Photo: Chip Somodevilla / Getty Images

Deputy Press Secretary Raj Shah said at his debut White House briefing that domestic abuse allegations against staff secretary Rob Porter are "serious and disturbing," and that the officials "could have done better" in handling the situation.

Why it matters: The White House has been criticized on its handling of the allegations against Porter and his resignation. Axios' Jonathan Swan reported on Wednesday that he was encouraged "to stay and fight." Chief of staff John Kelly released two statements regarding Porter: the first saying he was a "man of true integrity," and the second saying he was "shocked" by the allegations.

  • Shah said Kelly "became fully aware of these allegations [against Rob Porter] yesterday."
  • President Trump was "saddened" by the allegations: "He, like many of us, did not see that in Rob Porter."
  • When the allegations were made to the FBI about domestic abuse, Porter was "operating on an interim security clearance," and the background investigation had not been completed.
  • He said "the communications director [Hope Hicks]" recused herself from "some matters" regarding Porter.

Go deeper

Updated 16 mins ago - World

At least 100 killed, much of Beirut destroyed in massive explosion

Photo: Anwar Amro/AFP via Getty Images

A major explosion Beirut, Lebanon has killed at least 100 people and injured over 4,000, according to the Lebanese Red Cross.

Driving the news: Prime Minister Hassan Diab said the explosions occurred at a warehouse that had been storing 2,750 tons of ammonium nitrate for over six years.

Biden confidants see VP choices narrowing to Harris and Rice
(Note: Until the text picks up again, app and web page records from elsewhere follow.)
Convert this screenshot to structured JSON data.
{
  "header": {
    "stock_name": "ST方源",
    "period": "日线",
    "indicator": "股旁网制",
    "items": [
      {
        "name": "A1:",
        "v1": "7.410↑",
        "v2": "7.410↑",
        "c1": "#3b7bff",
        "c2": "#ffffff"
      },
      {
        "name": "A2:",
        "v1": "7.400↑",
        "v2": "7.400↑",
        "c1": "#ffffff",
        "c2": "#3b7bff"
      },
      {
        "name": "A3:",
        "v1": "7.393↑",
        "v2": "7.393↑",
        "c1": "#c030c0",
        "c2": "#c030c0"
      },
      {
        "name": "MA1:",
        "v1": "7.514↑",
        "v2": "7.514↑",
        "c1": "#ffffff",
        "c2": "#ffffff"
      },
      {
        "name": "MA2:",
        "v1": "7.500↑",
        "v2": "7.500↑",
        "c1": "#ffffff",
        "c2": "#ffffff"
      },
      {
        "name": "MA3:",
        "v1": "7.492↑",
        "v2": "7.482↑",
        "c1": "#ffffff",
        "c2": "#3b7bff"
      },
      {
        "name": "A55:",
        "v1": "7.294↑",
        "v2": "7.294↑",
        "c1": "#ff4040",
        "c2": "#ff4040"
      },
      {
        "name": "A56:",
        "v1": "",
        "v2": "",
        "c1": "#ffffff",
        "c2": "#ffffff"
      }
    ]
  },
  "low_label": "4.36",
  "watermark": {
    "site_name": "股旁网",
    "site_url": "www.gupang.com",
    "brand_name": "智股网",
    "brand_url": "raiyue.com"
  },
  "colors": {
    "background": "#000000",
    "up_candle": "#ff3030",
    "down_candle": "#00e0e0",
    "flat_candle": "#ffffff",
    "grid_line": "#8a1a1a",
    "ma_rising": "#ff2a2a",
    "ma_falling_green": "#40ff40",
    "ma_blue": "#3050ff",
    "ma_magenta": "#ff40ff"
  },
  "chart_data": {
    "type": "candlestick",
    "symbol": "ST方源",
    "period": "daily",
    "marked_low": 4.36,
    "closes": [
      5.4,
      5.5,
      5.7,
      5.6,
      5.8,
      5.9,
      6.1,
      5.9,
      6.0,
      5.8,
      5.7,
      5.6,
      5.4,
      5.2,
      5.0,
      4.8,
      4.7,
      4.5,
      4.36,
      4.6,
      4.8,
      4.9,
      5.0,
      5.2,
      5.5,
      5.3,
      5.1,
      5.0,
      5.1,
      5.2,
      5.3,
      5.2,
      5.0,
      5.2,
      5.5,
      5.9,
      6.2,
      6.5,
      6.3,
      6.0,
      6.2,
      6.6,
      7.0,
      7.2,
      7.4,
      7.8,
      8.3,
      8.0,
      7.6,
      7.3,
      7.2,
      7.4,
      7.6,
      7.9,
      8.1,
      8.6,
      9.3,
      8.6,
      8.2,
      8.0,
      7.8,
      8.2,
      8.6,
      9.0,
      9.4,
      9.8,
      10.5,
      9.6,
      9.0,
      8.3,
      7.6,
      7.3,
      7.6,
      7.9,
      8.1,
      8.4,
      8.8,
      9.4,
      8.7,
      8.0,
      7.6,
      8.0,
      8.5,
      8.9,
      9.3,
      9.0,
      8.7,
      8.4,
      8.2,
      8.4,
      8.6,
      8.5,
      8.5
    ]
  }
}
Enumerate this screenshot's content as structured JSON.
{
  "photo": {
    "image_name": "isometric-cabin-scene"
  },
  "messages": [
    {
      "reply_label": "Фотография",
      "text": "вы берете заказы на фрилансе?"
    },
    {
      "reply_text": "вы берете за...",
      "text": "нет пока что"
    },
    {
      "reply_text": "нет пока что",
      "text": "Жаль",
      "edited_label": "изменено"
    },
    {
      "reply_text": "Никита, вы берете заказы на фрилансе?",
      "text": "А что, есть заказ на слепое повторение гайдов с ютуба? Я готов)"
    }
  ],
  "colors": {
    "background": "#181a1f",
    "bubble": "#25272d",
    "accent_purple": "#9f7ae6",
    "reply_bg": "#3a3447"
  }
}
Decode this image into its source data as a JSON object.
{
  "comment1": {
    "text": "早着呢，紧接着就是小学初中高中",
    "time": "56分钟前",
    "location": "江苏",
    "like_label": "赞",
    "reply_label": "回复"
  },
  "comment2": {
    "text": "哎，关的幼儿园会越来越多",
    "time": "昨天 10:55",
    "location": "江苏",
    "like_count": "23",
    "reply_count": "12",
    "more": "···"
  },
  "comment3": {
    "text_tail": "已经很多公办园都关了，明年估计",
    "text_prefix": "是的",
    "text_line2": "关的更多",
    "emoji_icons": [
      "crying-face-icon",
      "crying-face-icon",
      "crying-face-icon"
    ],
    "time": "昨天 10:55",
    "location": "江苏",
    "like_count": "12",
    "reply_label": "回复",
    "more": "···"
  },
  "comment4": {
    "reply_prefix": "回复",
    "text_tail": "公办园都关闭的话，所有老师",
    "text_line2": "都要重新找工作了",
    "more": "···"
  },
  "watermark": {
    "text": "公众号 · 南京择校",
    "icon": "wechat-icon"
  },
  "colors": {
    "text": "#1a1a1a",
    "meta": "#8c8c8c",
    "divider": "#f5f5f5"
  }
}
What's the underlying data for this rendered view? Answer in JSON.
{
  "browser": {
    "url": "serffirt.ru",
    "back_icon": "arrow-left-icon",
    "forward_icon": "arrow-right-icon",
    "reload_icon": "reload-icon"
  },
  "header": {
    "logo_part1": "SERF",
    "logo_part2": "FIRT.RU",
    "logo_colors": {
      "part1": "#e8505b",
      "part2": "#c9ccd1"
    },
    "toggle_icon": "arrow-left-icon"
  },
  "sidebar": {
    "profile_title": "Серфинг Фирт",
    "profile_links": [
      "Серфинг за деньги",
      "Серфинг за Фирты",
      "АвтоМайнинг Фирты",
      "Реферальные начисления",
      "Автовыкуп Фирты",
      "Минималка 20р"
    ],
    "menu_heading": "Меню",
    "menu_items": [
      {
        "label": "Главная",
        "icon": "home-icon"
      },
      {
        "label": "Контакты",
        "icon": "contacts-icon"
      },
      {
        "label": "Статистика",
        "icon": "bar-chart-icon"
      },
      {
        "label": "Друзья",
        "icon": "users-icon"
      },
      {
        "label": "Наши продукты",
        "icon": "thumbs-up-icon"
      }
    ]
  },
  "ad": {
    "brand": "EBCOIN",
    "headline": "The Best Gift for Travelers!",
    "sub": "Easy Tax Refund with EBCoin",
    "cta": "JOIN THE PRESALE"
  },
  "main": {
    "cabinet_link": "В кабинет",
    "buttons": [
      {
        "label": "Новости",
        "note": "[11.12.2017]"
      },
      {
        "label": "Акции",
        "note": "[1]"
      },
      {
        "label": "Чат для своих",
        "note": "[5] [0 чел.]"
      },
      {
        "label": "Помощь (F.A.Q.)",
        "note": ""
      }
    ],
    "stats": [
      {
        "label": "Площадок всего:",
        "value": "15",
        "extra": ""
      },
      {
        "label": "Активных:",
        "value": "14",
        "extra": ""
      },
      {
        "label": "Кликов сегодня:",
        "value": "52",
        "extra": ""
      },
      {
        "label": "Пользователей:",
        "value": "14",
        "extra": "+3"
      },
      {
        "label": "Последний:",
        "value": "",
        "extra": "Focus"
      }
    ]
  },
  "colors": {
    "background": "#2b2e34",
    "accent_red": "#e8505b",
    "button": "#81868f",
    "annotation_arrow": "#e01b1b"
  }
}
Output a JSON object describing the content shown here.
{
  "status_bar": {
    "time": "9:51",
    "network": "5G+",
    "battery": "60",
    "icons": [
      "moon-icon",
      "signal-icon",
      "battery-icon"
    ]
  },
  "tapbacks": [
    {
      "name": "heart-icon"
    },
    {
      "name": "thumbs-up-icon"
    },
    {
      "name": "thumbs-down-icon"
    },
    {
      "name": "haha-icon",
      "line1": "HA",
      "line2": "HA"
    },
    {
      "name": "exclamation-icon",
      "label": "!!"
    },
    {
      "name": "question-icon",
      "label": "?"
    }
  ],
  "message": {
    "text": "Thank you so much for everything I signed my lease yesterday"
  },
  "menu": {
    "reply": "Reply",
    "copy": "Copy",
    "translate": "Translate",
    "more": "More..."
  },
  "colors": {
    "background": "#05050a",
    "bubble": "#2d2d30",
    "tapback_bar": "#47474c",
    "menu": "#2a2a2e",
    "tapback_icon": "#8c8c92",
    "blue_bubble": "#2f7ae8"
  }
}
Photos: Tom Williams/CQ-Roll Call, Inc via Getty Images; Win McNamee/Getty Images

Confidants of Joe Biden believe his choices for vice president have narrowed to Sen. Kamala Harris and Susan Rice — and would be surprised if he picks anyone else.

The state of play: This is a snapshot of the nearly unanimous read that we get from more than a dozen people close to him.

An election like no other

Illustration: Eniola Odetunde/Axios

The coronavirus will make the 2020 presidential election different from any in modern history: Voting that begins earlier, results that take longer, mail carriers as virtual poll workers and October Surprises that pop in September.

The big picture: Perhaps 80 million Americans will vote early, by mail or in person, Tom Bonier, CEO of TargetSmart, a Democratic political data firm, tells Axios. That's going to set up more of an Election Season than an Election Day — and increase the odds of national turmoil over the vote count.